- Material shown
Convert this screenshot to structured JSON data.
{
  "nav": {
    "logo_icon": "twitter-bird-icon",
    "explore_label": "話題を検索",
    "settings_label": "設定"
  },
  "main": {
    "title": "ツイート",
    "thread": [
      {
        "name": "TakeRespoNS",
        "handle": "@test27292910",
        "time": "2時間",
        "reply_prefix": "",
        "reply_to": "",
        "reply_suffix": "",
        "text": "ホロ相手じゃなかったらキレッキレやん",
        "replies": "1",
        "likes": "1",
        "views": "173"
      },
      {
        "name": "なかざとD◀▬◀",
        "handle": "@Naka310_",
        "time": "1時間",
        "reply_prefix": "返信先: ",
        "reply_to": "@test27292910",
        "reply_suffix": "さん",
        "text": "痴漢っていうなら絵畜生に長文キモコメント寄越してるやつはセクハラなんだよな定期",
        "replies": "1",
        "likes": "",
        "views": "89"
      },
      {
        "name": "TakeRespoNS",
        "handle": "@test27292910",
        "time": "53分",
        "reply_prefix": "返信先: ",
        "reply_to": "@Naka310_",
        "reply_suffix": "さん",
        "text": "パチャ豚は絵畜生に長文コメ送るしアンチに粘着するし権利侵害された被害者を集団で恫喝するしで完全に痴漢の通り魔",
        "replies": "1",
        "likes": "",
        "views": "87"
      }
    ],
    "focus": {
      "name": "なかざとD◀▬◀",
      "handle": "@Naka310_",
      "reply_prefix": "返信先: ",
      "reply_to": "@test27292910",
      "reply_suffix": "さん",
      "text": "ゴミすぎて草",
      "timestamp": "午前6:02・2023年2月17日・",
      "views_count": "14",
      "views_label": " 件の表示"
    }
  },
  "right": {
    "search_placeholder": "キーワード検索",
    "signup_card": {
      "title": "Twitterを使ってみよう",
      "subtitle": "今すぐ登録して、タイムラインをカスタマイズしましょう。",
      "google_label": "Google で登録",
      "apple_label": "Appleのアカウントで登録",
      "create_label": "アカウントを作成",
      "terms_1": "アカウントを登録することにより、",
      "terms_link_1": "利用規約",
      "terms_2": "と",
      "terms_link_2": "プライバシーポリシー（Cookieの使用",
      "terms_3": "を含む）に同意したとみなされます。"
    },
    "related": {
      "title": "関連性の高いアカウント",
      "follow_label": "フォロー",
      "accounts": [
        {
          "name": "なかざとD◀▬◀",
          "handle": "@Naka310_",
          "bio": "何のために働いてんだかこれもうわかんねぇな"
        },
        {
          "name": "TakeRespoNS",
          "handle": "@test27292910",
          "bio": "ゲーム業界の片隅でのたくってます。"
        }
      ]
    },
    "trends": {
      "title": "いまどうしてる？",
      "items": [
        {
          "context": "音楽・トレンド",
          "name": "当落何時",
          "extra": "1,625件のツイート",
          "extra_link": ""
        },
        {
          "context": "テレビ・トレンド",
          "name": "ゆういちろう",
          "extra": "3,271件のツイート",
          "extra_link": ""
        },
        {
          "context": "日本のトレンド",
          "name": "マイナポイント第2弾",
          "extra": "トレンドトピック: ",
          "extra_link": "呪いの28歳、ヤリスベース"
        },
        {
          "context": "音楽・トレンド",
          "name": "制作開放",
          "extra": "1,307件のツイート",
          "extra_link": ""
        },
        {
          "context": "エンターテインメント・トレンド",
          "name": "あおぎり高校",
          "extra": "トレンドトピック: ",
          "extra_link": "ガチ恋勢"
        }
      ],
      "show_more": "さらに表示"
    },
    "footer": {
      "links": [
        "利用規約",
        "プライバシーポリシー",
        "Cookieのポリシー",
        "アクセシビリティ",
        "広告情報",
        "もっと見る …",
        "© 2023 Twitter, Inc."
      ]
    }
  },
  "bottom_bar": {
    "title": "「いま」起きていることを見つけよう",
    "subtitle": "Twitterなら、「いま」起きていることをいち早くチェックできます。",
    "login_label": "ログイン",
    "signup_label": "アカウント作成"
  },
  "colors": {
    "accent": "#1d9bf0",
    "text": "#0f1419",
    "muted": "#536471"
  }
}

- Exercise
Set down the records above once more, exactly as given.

- Answer to this exercise
Convert this screenshot to structured JSON data.
{
  "nav": {
    "logo_icon": "twitter-bird-icon",
    "explore_label": "話題を検索",
    "settings_label": "設定"
  },
  "main": {
    "title": "ツイート",
    "thread": [
      {
        "name": "TakeRespoNS",
        "handle": "@test27292910",
        "time": "2時間",
        "reply_prefix": "",
        "reply_to": "",
        "reply_suffix": "",
        "text": "ホロ相手じゃなかったらキレッキレやん",
        "replies": "1",
        "likes": "1",
        "views": "173"
      },
      {
        "name": "なかざとD◀▬◀",
        "handle": "@Naka310_",
        "time": "1時間",
        "reply_prefix": "返信先: ",
        "reply_to": "@test27292910",
        "reply_suffix": "さん",
        "text": "痴漢っていうなら絵畜生に長文キモコメント寄越してるやつはセクハラなんだよな定期",
        "replies": "1",
        "likes": "",
        "views": "89"
      },
      {
        "name": "TakeRespoNS",
        "handle": "@test27292910",
        "time": "53分",
        "reply_prefix": "返信先: ",
        "reply_to": "@Naka310_",
        "reply_suffix": "さん",
        "text": "パチャ豚は絵畜生に長文コメ送るしアンチに粘着するし権利侵害された被害者を集団で恫喝するしで完全に痴漢の通り魔",
        "replies": "1",
        "likes": "",
        "views": "87"
      }
    ],
    "focus": {
      "name": "なかざとD◀▬◀",
      "handle": "@Naka310_",
      "reply_prefix": "返信先: ",
      "reply_to": "@test27292910",
      "reply_suffix": "さん",
      "text": "ゴミすぎて草",
      "timestamp": "午前6:02・2023年2月17日・",
      "views_count": "14",
      "views_label": " 件の表示"
    }
  },
  "right": {
    "search_placeholder": "キーワード検索",
    "signup_card": {
      "title": "Twitterを使ってみよう",
      "subtitle": "今すぐ登録して、タイムラインをカスタマイズしましょう。",
      "google_label": "Google で登録",
      "apple_label": "Appleのアカウントで登録",
      "create_label": "アカウントを作成",
      "terms_1": "アカウントを登録することにより、",
      "terms_link_1": "利用規約",
      "terms_2": "と",
      "terms_link_2": "プライバシーポリシー（Cookieの使用",
      "terms_3": "を含む）に同意したとみなされます。"
    },
    "related": {
      "title": "関連性の高いアカウント",
      "follow_label": "フォロー",
      "accounts": [
        {
          "name": "なかざとD◀▬◀",
          "handle": "@Naka310_",
          "bio": "何のために働いてんだかこれもうわかんねぇな"
        },
        {
          "name": "TakeRespoNS",
          "handle": "@test27292910",
          "bio": "ゲーム業界の片隅でのたくってます。"
        }
      ]
    },
    "trends": {
      "title": "いまどうしてる？",
      "items": [
        {
          "context": "音楽・トレンド",
          "name": "当落何時",
          "extra": "1,625件のツイート",
          "extra_link": ""
        },
        {
          "context": "テレビ・トレンド",
          "name": "ゆういちろう",
          "extra": "3,271件のツイート",
          "extra_link": ""
        },
        {
          "context": "日本のトレンド",
          "name": "マイナポイント第2弾",
          "extra": "トレンドトピック: ",
          "extra_link": "呪いの28歳、ヤリスベース"
        },
        {
          "context": "音楽・トレンド",
          "name": "制作開放",
          "extra": "1,307件のツイート",
          "extra_link": ""
        },
        {
          "context": "エンターテインメント・トレンド",
          "name": "あおぎり高校",
          "extra": "トレンドトピック: ",
          "extra_link": "ガチ恋勢"
        }
      ],
      "show_more": "さらに表示"
    },
    "footer": {
      "links": [
        "利用規約",
        "プライバシーポリシー",
        "Cookieのポリシー",
        "アクセシビリティ",
        "広告情報",
        "もっと見る …",
        "© 2023 Twitter, Inc."
      ]
    }
  },
  "bottom_bar": {
    "title": "「いま」起きていることを見つけよう",
    "subtitle": "Twitterなら、「いま」起きていることをいち早くチェックできます。",
    "login_label": "ログイン",
    "signup_label": "アカウント作成"
  },
  "colors": {
    "accent": "#1d9bf0",
    "text": "#0f1419",
    "muted": "#536471"
  }
}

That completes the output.